Australian research says no conclusive evidence krill harvesting harms predators
The Centre for Conservation Georgraphy in Sydney publicised the report that drew on conclusions gathered after spending four years assessing krill fishing methods aboard an Aker BioMarine craft.
“There is insufficient evidence to indicate that fishing activity occurring during non-breeding times of the year is having any effect on prey availability to krill predators,” wrote Rob Nicoll and Lucinda Douglass in their paper, ‘Mapping Krill Trawling and Predator Distribution; Mapping Selected Krill Predator Summer Foraging Ranges with Fishing Activity of Aker Biomarine's Saga Sea 2007 - 2011.’
Norway-based Aker welcomed the findings, and a review of it that found no link between the fishery and movements and eating habits of land-based predators.
Sigve Nordrum, the Norwegian firms conservation director said in a statement: "When Aker earned Marine Stewardship Council (MSC)certification, WWF-Norway required that Aker develop a comprehensive research program to map our fishing operation in relation to predator species in order to address some lingering uncertainties about the relationship of the krill fishery on the total krill biomass and predator populations.”
"The report's findings, that 'there is insufficient evidence to indicate that fishing activity occurring during non-breeding times of the year is having any effect on prey availability to krill predators,' is reinforcement of our effort to sustainably manage our fishery is having positive results."
The review was conducted by Stephen Nicol of the Antarctic Climate and Ecosystems Co-Operative Research Centre, and Nina Jensen and Fredrik Myhre of WWF-Norway.
Other krill predators like whales were not considered in the review of the omega-3 and phospholipid source that has won favour for its nutritional profile but which continues to face down environmental concerns that have led to actions like product withdrawals by the US healthy foods chain, Whole Foods.
WWF-Norway CEO Nina Jensen said the NGO was, “very content with Aker BioMarine's willingness to take necessary actions in line with WWF's recommendations.”
"The measures taken will improve the protection of the krill, the predators and the ecosystem, and ensure the long-term sustainability of the krill fishery.”
A recent MSC audit increased Aker’s Maintenance of Ecosystem score from 91 to 94.3.
The audit took no issue with a 2011 re-estimation of the krill biomass from about 37m tonnes to 60m tonnes and a prevailing trigger limit for potential environmental effects of 620,000 tonnes.

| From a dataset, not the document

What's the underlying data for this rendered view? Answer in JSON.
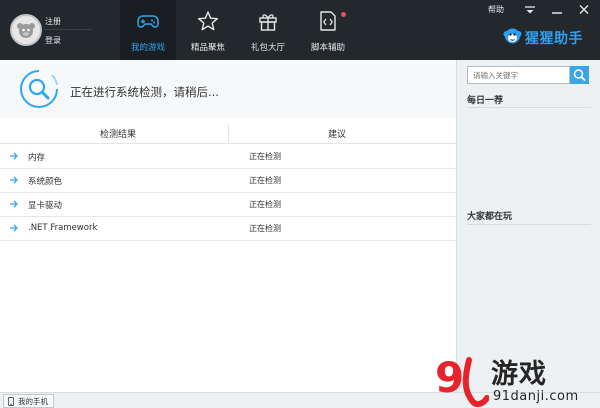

The current annual catch is about 200,000 tonnes.
The Antarctic krill fishery is managed by the Commission for the Conservation of Antarctic Marine Life Resources (CCAMLR).